— WHAT THE TASK ASKS —
Going line by line through the material below, tally those that contain the word "Recents" and give the count by itself.

BEGIN EXERCISE MATERIALS

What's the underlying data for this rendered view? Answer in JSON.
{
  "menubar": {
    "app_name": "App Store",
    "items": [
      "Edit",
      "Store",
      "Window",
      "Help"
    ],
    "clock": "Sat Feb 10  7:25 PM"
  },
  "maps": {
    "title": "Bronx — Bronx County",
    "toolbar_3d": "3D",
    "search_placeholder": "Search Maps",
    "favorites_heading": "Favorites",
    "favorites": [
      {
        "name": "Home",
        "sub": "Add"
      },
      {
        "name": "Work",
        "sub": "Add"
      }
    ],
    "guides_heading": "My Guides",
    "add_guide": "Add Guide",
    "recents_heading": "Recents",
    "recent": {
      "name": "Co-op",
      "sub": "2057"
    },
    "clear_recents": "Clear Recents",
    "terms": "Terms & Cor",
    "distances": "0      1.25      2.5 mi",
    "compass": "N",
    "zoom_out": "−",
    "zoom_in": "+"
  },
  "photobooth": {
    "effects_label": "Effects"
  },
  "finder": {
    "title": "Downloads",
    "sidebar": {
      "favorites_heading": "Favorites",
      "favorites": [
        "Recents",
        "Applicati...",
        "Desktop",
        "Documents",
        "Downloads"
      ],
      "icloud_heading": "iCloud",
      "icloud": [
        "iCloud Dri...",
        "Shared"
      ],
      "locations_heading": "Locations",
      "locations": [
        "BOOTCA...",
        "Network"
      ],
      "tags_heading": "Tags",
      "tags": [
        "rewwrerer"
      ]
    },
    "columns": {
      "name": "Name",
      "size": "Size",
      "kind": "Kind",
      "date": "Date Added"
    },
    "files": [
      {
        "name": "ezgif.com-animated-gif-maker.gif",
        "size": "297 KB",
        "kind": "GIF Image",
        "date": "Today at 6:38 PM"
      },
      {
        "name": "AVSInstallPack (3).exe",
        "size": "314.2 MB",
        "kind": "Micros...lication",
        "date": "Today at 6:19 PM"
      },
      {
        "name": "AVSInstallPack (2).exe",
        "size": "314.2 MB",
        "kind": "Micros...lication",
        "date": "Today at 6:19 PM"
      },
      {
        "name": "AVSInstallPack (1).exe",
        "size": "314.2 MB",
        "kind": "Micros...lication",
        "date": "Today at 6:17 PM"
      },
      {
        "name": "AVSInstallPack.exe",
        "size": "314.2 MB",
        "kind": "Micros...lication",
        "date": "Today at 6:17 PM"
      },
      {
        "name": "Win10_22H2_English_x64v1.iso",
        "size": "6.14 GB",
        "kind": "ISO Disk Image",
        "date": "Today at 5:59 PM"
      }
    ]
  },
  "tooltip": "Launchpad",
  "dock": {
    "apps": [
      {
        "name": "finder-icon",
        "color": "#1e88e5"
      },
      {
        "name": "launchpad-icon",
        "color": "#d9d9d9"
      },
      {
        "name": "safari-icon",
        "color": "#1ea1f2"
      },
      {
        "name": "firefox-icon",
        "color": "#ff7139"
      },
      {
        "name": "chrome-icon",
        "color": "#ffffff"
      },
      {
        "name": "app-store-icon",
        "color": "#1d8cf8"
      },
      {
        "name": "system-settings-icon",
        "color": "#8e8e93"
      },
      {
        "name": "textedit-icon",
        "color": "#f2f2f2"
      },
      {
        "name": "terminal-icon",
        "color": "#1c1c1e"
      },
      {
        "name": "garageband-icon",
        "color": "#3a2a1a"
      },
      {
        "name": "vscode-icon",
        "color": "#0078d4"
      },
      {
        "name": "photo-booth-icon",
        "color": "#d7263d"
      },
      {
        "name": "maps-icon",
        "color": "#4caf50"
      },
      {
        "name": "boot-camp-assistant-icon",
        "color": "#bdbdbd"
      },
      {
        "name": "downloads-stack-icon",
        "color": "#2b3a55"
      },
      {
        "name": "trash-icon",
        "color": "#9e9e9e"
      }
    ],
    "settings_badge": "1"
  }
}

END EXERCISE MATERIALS

— EXERCISE OUTPUT —
3